* **PROBLEM DETAILS**
Each line below that carries the string "JSON" must appear in the answer.

(DATASET RECORDS)

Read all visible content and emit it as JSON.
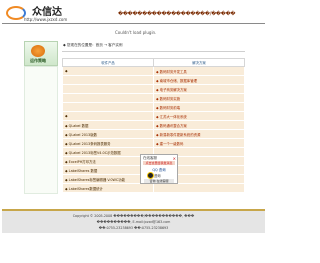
{
  "header": {
    "site_name": "众信达",
    "site_url": "http://www.jxzxd.com",
    "notice": "�������������������/�����"
  },
  "plugin_message": "Couldn't load plugin.",
  "sidebar": {
    "badge_label": "运作策略"
  },
  "breadcrumb": "◆ 您现在的位置是：首页 → 客户实例",
  "table": {
    "headers": [
      "软件产品",
      "解决方案"
    ],
    "rows": [
      {
        "product": "◆",
        "solution": "◆ 数码财务开发工具"
      },
      {
        "product": "",
        "solution": "◆ 南城市仓储、数据库管理"
      },
      {
        "product": "",
        "solution": "◆ 电子商务解决方案"
      },
      {
        "product": "",
        "solution": "◆ 数码财务实施"
      },
      {
        "product": "",
        "solution": "◆ 数码财务前端"
      },
      {
        "product": "◆ ",
        "solution": "◆ 江苏大一体化系统"
      },
      {
        "product": "◆ QLabel 数据",
        "solution": "◆ 数码通讯整合方案"
      },
      {
        "product": "◆ QLabel 2013版数",
        "solution": "◆ 新易新零件更新系统的资源"
      },
      {
        "product": "◆ QLabel 2013条码报表服务",
        "solution": "◆ 建一个一级数码"
      },
      {
        "product": "◆ QLabel 2013标签V4.0C示范数据",
        "solution": ""
      },
      {
        "product": "◆ ExcelPH打印方法",
        "solution": ""
      },
      {
        "product": "◆ LabelShares 数据",
        "solution": ""
      },
      {
        "product": "◆ LabelShares标签编辑器 V.0WC功能",
        "solution": ""
      },
      {
        "product": "◆ LabelShares数据统计",
        "solution": ""
      }
    ]
  },
  "popup": {
    "title": "在线客服",
    "close": "×",
    "bar": "点击这里给我发消息",
    "qq_text": "QQ 咨询",
    "qq_label": "咨询",
    "footer": "咨询 在线客服"
  },
  "footer": {
    "line1": "Copyright © 2005-2008 ���������/�����������, ���",
    "line2": "����������, E-mail:jxzxd@163.com",
    "line3": "��:0755-23238693 ��:0755-23238693"
  }
}
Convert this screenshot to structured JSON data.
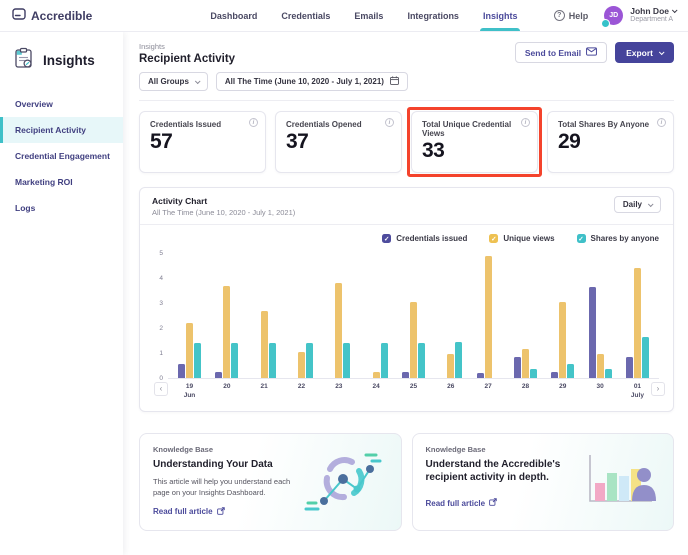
{
  "topbar": {
    "brand": "Accredible",
    "nav": [
      {
        "label": "Dashboard"
      },
      {
        "label": "Credentials"
      },
      {
        "label": "Emails"
      },
      {
        "label": "Integrations"
      },
      {
        "label": "Insights"
      }
    ],
    "help_label": "Help",
    "user": {
      "initials": "JD",
      "name": "John Doe",
      "department": "Department A"
    }
  },
  "sidebar": {
    "title": "Insights",
    "items": [
      {
        "label": "Overview"
      },
      {
        "label": "Recipient Activity"
      },
      {
        "label": "Credential Engagement"
      },
      {
        "label": "Marketing ROI"
      },
      {
        "label": "Logs"
      }
    ]
  },
  "header": {
    "breadcrumb": "Insights",
    "title": "Recipient Activity",
    "group_filter": "All Groups",
    "date_filter": "All The Time (June 10, 2020 - July 1, 2021)",
    "send_to_email_label": "Send to Email",
    "export_label": "Export"
  },
  "stats": [
    {
      "label": "Credentials Issued",
      "value": "57"
    },
    {
      "label": "Credentials Opened",
      "value": "37"
    },
    {
      "label": "Total Unique Credential Views",
      "value": "33"
    },
    {
      "label": "Total Shares By Anyone",
      "value": "29"
    }
  ],
  "chart": {
    "title": "Activity Chart",
    "subtitle": "All The Time (June 10, 2020 - July 1, 2021)",
    "interval": "Daily"
  },
  "chart_data": {
    "type": "bar",
    "title": "Activity Chart",
    "x": [
      "19 Jun",
      "20",
      "21",
      "22",
      "23",
      "24",
      "25",
      "26",
      "27",
      "28",
      "29",
      "30",
      "01 July"
    ],
    "series": [
      {
        "name": "Credentials issued",
        "color": "#6b68ae",
        "legend_color": "#4e4c9d",
        "values": [
          0.55,
          0.25,
          0,
          0,
          0,
          0,
          0.25,
          0,
          0.2,
          0.85,
          0.25,
          3.65,
          0.85
        ]
      },
      {
        "name": "Unique views",
        "color": "#edc36c",
        "legend_color": "#eec152",
        "values": [
          2.2,
          3.7,
          2.7,
          1.05,
          3.8,
          0.25,
          3.05,
          0.95,
          4.9,
          1.15,
          3.05,
          0.95,
          4.4
        ]
      },
      {
        "name": "Shares by anyone",
        "color": "#44c4c8",
        "legend_color": "#3fc0c8",
        "values": [
          1.4,
          1.4,
          1.4,
          1.4,
          1.4,
          1.4,
          1.4,
          1.45,
          0,
          0.35,
          0.55,
          0.35,
          1.65
        ]
      }
    ],
    "ylim": [
      0,
      5
    ],
    "yticks": [
      0,
      1,
      2,
      3,
      4,
      5
    ],
    "legend_position": "top-right",
    "grid": false
  },
  "knowledge": [
    {
      "kicker": "Knowledge Base",
      "title": "Understanding Your Data",
      "body": "This article will help you understand each page on your Insights Dashboard.",
      "link": "Read full article"
    },
    {
      "kicker": "Knowledge Base",
      "title": "Understand the Accredible's recipient activity in depth.",
      "body": "",
      "link": "Read full article"
    }
  ],
  "colors": {
    "accent_teal": "#3fc0c8",
    "primary_indigo": "#45449b",
    "highlight_red": "#f4432c"
  }
}
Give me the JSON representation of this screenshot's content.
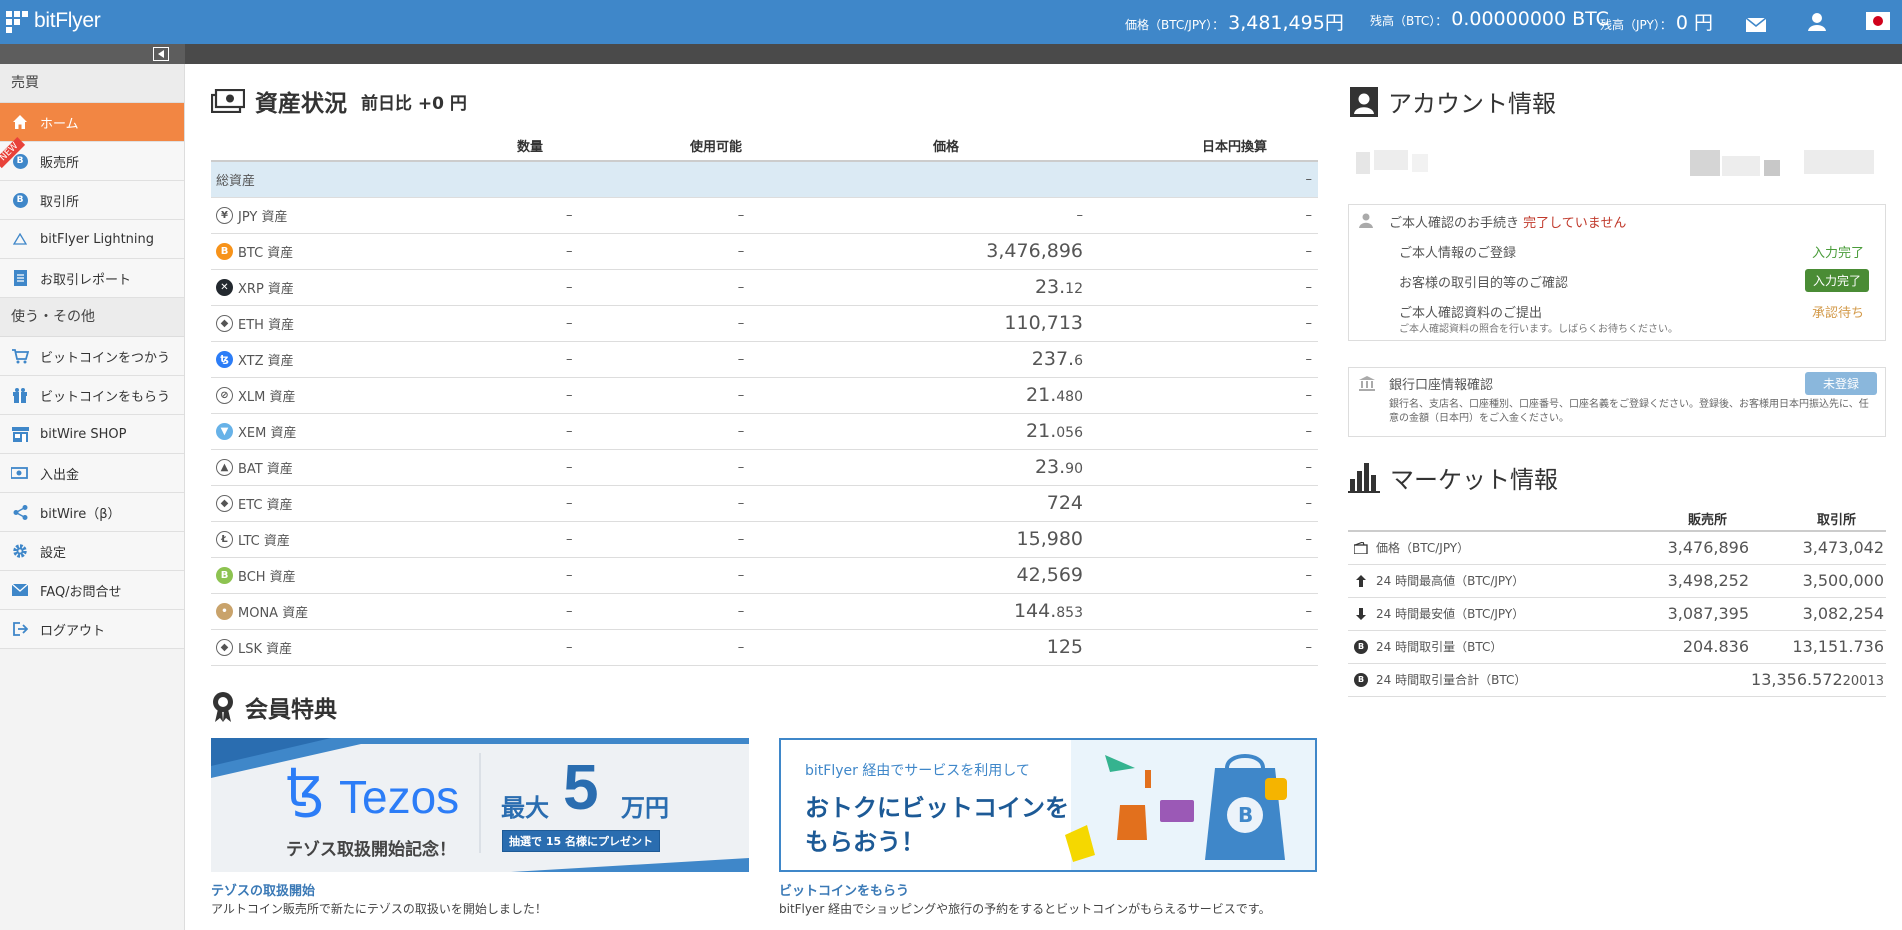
{
  "header": {
    "logo": "bitFlyer",
    "price_label": "価格（BTC/JPY）：",
    "price_value": "3,481,495円",
    "btc_label": "残高（BTC）：",
    "btc_value": "0.00000000 BTC",
    "jpy_label": "残高（JPY）：",
    "jpy_value": "0 円",
    "icons": [
      "mail-icon",
      "user-icon",
      "japan-flag-icon"
    ]
  },
  "sidebar": {
    "section1": "売買",
    "items1": [
      {
        "label": "ホーム",
        "icon": "home-icon",
        "active": true
      },
      {
        "label": "販売所",
        "icon": "bitcoin-icon",
        "badge": "NEW"
      },
      {
        "label": "取引所",
        "icon": "bitcoin-icon"
      },
      {
        "label": "bitFlyer Lightning",
        "icon": "lightning-icon"
      },
      {
        "label": "お取引レポート",
        "icon": "report-icon"
      }
    ],
    "section2": "使う・その他",
    "items2": [
      {
        "label": "ビットコインをつかう",
        "icon": "cart-icon"
      },
      {
        "label": "ビットコインをもらう",
        "icon": "gift-icon"
      },
      {
        "label": "bitWire SHOP",
        "icon": "shop-icon"
      },
      {
        "label": "入出金",
        "icon": "money-icon"
      },
      {
        "label": "bitWire（β）",
        "icon": "share-icon"
      },
      {
        "label": "設定",
        "icon": "gear-icon"
      },
      {
        "label": "FAQ/お問合せ",
        "icon": "mail-icon"
      },
      {
        "label": "ログアウト",
        "icon": "logout-icon"
      }
    ]
  },
  "assets": {
    "title": "資産状況",
    "subtitle": "前日比 +0 円",
    "columns": [
      "数量",
      "使用可能",
      "価格",
      "日本円換算"
    ],
    "total_label": "総資産",
    "total_value": "–",
    "rows": [
      {
        "name": "JPY 資産",
        "qty": "–",
        "avail": "–",
        "price_main": "–",
        "price_dec": "",
        "jpy": "–",
        "color": "#ffffff",
        "glyph": "¥"
      },
      {
        "name": "BTC 資産",
        "qty": "–",
        "avail": "–",
        "price_main": "3,476,896",
        "price_dec": "",
        "jpy": "–",
        "color": "#f7931a",
        "glyph": "B"
      },
      {
        "name": "XRP 資産",
        "qty": "–",
        "avail": "–",
        "price_main": "23.",
        "price_dec": "12",
        "jpy": "–",
        "color": "#23292f",
        "glyph": "✕"
      },
      {
        "name": "ETH 資産",
        "qty": "–",
        "avail": "–",
        "price_main": "110,713",
        "price_dec": "",
        "jpy": "–",
        "color": "#ffffff",
        "glyph": "◆"
      },
      {
        "name": "XTZ 資産",
        "qty": "–",
        "avail": "–",
        "price_main": "237.",
        "price_dec": "6",
        "jpy": "–",
        "color": "#2c7df7",
        "glyph": "ꜩ"
      },
      {
        "name": "XLM 資産",
        "qty": "–",
        "avail": "–",
        "price_main": "21.",
        "price_dec": "480",
        "jpy": "–",
        "color": "#ffffff",
        "glyph": "⊘"
      },
      {
        "name": "XEM 資産",
        "qty": "–",
        "avail": "–",
        "price_main": "21.",
        "price_dec": "056",
        "jpy": "–",
        "color": "#67b2e8",
        "glyph": "▼"
      },
      {
        "name": "BAT 資産",
        "qty": "–",
        "avail": "–",
        "price_main": "23.",
        "price_dec": "90",
        "jpy": "–",
        "color": "#ffffff",
        "glyph": "▲"
      },
      {
        "name": "ETC 資産",
        "qty": "–",
        "avail": "–",
        "price_main": "724",
        "price_dec": "",
        "jpy": "–",
        "color": "#ffffff",
        "glyph": "◆"
      },
      {
        "name": "LTC 資産",
        "qty": "–",
        "avail": "–",
        "price_main": "15,980",
        "price_dec": "",
        "jpy": "–",
        "color": "#ffffff",
        "glyph": "Ł"
      },
      {
        "name": "BCH 資産",
        "qty": "–",
        "avail": "–",
        "price_main": "42,569",
        "price_dec": "",
        "jpy": "–",
        "color": "#8dc351",
        "glyph": "B"
      },
      {
        "name": "MONA 資産",
        "qty": "–",
        "avail": "–",
        "price_main": "144.",
        "price_dec": "853",
        "jpy": "–",
        "color": "#c9a36b",
        "glyph": "•"
      },
      {
        "name": "LSK 資産",
        "qty": "–",
        "avail": "–",
        "price_main": "125",
        "price_dec": "",
        "jpy": "–",
        "color": "#ffffff",
        "glyph": "◆"
      }
    ]
  },
  "benefits": {
    "title": "会員特典",
    "banner1": {
      "brand": "Tezos",
      "caption": "テゾス取扱開始記念！",
      "headline": "最大",
      "amount": "5",
      "unit": "万円",
      "note": "抽選で 15 名様にプレゼント"
    },
    "banner2": {
      "line1": "bitFlyer 経由でサービスを利用して",
      "line2": "おトクにビットコインを",
      "line3": "もらおう！"
    },
    "link1": "テゾスの取扱開始",
    "desc1": "アルトコイン販売所で新たにテゾスの取扱いを開始しました！",
    "link2": "ビットコインをもらう",
    "desc2": "bitFlyer 経由でショッピングや旅行の予約をするとビットコインがもらえるサービスです。"
  },
  "account": {
    "title": "アカウント情報",
    "verify_label": "ご本人確認のお手続き",
    "verify_status": "完了していません",
    "steps": [
      {
        "label": "ご本人情報のご登録",
        "status": "入力完了",
        "style": "text-green"
      },
      {
        "label": "お客様の取引目的等のご確認",
        "status": "入力完了",
        "style": "pill-green"
      },
      {
        "label": "ご本人確認資料のご提出",
        "status": "承認待ち",
        "style": "text-orange"
      }
    ],
    "step3_note": "ご本人確認資料の照合を行います。しばらくお待ちください。",
    "bank_label": "銀行口座情報確認",
    "bank_status": "未登録",
    "bank_note": "銀行名、支店名、口座種別、口座番号、口座名義をご登録ください。登録後、お客様用日本円振込先に、任意の金額（日本円）をご入金ください。"
  },
  "market": {
    "title": "マーケット情報",
    "columns": [
      "販売所",
      "取引所"
    ],
    "rows": [
      {
        "icon": "wallet-icon",
        "label": "価格（BTC/JPY）",
        "shop": "3,476,896",
        "shop_dec": "",
        "ex": "3,473,042",
        "ex_dec": ""
      },
      {
        "icon": "arrow-up-icon",
        "label": "24 時間最高値（BTC/JPY）",
        "shop": "3,498,252",
        "shop_dec": "",
        "ex": "3,500,000",
        "ex_dec": ""
      },
      {
        "icon": "arrow-down-icon",
        "label": "24 時間最安値（BTC/JPY）",
        "shop": "3,087,395",
        "shop_dec": "",
        "ex": "3,082,254",
        "ex_dec": ""
      },
      {
        "icon": "bitcoin-icon",
        "label": "24 時間取引量（BTC）",
        "shop": "204.836",
        "shop_dec": "",
        "ex": "13,151.736",
        "ex_dec": ""
      },
      {
        "icon": "bitcoin-icon",
        "label": "24 時間取引量合計（BTC）",
        "shop": "",
        "shop_dec": "",
        "ex": "13,356.572",
        "ex_dec": "20013"
      }
    ]
  }
}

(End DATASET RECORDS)

* **WRITTEN RESPONSE**
Read all visible content and emit it as JSON.
Convert this screenshot to structured JSON data.
Give me the JSON representation of this screenshot's content.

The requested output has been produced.